That type of resolve isn’t surprising considering the facts of Legend’s life so far. As a pre­cocious little boy growing up in the Midwest, John Stephens had an innate gift for music and an insatiable need to learn. “I didn’t accept the boundaries of childhood,” he says. “I was reading biographies of civil rights leaders and presidents when I was really young. I think I always wanted to be grown.” Words like “prodigy” were thrown around when it came to young John, who started playing the piano at age four and was singing church solos by the time he was six. “He could really blow,” says his mother, Phyllis Stephens, who home schooled Legend until he entered the second grade. “There was nothing ordinary about Johnny. When he first started attending school, his test scores showed that he read at a sixth grade level. He was always surrounded by books and music.”


When he packed up and moved out at sixteen to attend The University of Pennsylvania in Philadelphia, John already knew he wanted to be an entertainer. Knowing how to get there was another story. While in his junior year, a woman who sang in the choir he was directing introduced him to her childhood friend Lauryn Hill. That same night the English major was in the studio playing piano on Everything is Everything, a song from 1998’s otherworldly hit The Miseducation of Lauryn Hill. “I definitely got a lot of shine on campus after that cause, hey, it was the biggest album out,” Legend remembers with a chuckle. “My claim to fame was that I played on track 13.”


Armed with a newfound swagger, John, along with his roommate Devon Harris and Harris’ cousin Kanye West, set out to build a house of their own. After five years as a session musician and collaborating with other singers (including Alicia Keys on You Don’t Know My Name,) John was signed by Kanye in 2003. And that’s when the Legend began. He knew he made it when, right after Get Lifted came out, “Magic Johnson and Oprah Winfrey both requested to speak to me on the phone,” he says. “That was a pretty surreal day.”

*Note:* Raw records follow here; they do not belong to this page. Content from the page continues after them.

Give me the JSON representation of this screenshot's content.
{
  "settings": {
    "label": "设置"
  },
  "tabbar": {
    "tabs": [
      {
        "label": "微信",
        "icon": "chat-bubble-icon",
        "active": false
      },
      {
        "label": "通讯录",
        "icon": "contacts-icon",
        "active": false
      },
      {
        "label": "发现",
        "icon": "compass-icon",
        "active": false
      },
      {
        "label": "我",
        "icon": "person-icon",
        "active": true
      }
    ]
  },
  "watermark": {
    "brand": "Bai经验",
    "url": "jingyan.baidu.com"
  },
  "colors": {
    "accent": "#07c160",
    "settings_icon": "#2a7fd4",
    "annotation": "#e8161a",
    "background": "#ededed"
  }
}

Everyone else was just as taken with Legend as Lady O and Magic. There was something irresistible about the album’s energy, attitude and sexiness. Legend took the ensuing fame in stride, although he admits that the “abnormal and unrealistic amounts of power and control can be intoxicating.” Detractors tried to write him off as pompous and too big for his britches, but Legend believes those people didn’t understand his position. “I’ve never had a rep of being arrogant among people who really know me,” he says. “But sometimes I would say things that were really confident, like, ‘I really think that album was good,’ or ‘I’m proud of this album.’ I’d say things champion­ing my project. You have to understand that when you’re in the mode of a new artist you’re just trying to prove to people that you belong, that you should have a deal. You have to go in there with confidence saying, yes, I have music that’s important, music that’s relevant.”

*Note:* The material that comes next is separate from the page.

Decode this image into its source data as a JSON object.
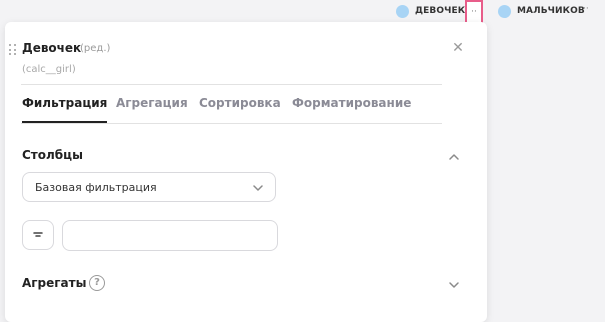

The question on which Legend’s musical future hinges is determining who dictates what is relevant and what is not. Is it the gatekeepers of radio with their limited capacity to think beyond trends? Or is it closer to what would exist in an ideal world, where it all comes down to what the people want? It appears to be the latter, the proof being that regard­less of race, gender or age, millions of folks can’t get enough of Legend. “I travel around the world. I sing in English, but people who don’t speak the same language are able to get it, understand it and love it. I believe that if you do music right it doesn’t have to have the boundaries that we place around it.” So he’ll continue to, as he says, “Dream it and let it happen,” with his new label, Home School Records. He’ll develop and release musicians who share his sense of artistic freedom and passion, remembering that at the end of the day what matters is the quality of the work he creates.

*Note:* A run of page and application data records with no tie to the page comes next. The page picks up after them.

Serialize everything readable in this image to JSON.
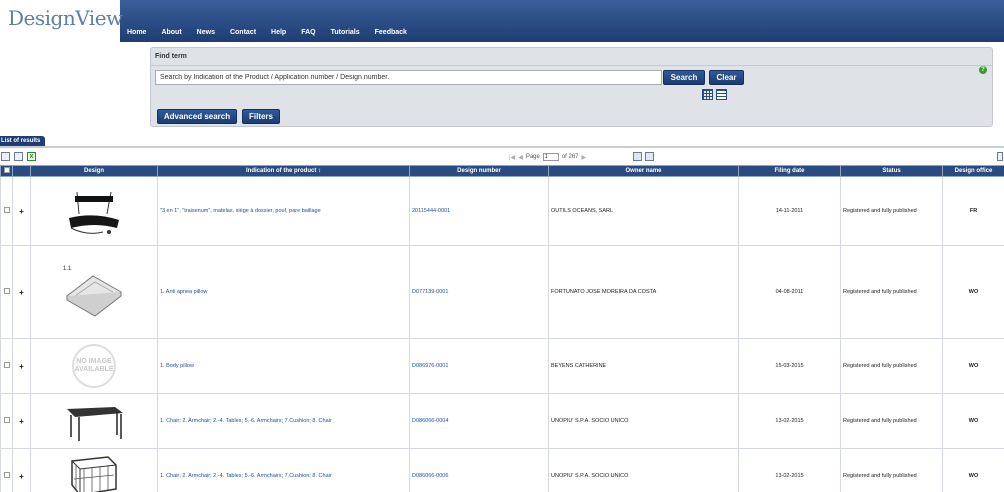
{
  "header": {
    "logo": "DesignView",
    "nav": [
      "Home",
      "About",
      "News",
      "Contact",
      "Help",
      "FAQ",
      "Tutorials",
      "Feedback"
    ]
  },
  "find": {
    "title": "Find term",
    "input_value": "Search by Indication of the Product / Application number / Design number.",
    "search_label": "Search",
    "clear_label": "Clear",
    "advanced_label": "Advanced search",
    "filters_label": "Filters",
    "help_icon": "?"
  },
  "results": {
    "tab_label": "List of results",
    "pager": {
      "page_label": "Page",
      "page_value": "1",
      "of_label": "of 267"
    }
  },
  "table": {
    "headers": [
      "",
      "",
      "Design",
      "Indication of the product ↕",
      "Design number",
      "Owner name",
      "Filing date",
      "Status",
      "Design office"
    ],
    "rows": [
      {
        "image": "hammock-chair",
        "indication": "\"3 en 1\", \"traisenum\", matelas, siège à dossier, pouf, pare baillage",
        "number": "20115444-0001",
        "owner": "OUTILS OCEANS, SARL",
        "date": "14-11-2011",
        "status": "Registered and fully published",
        "office": "FR"
      },
      {
        "image": "pillow",
        "image_label": "1.1",
        "indication": "1. Anti apnea pillow",
        "number": "D077139-0001",
        "owner": "FORTUNATO JOSE MOREIRA DA COSTA",
        "date": "04-08-2011",
        "status": "Registered and fully published",
        "office": "WO"
      },
      {
        "image": "no-image",
        "no_image_text": "NO IMAGE AVAILABLE",
        "indication": "1. Body pillow",
        "number": "D086976-0001",
        "owner": "BEYENS CATHERINE",
        "date": "15-03-2015",
        "status": "Registered and fully published",
        "office": "WO"
      },
      {
        "image": "table",
        "indication": "1. Chair; 2. Armchair; 2.-4. Tables; 5.-6. Armchairs; 7.Cushion; 8. Chair",
        "number": "D086066-0004",
        "owner": "UNOPIU' S.P.A. SOCIO UNICO",
        "date": "13-02-2015",
        "status": "Registered and fully published",
        "office": "WO"
      },
      {
        "image": "armchair",
        "indication": "1. Chair; 2. Armchair; 2.-4. Tables; 5.-6. Armchairs; 7.Cushion; 8. Chair",
        "number": "D086066-0006",
        "owner": "UNOPIU' S.P.A. SOCIO UNICO",
        "date": "13-02-2015",
        "status": "Registered and fully published",
        "office": "WO"
      }
    ]
  },
  "colors": {
    "header": "#1f3d72",
    "button": "#2f5b9a",
    "link": "#1f4f9f"
  }
}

“My legacy is important to me,” Legend admits. “It’s not just in the back of my mind, it’s pretty forward. In the same way that I listen to a Stevie Wonder or Beatles album and it still sounds important and fresh, I want my music to feel like that in the future.” Perhaps that’s the best way to keep himself (and his unmentionables) out of a box.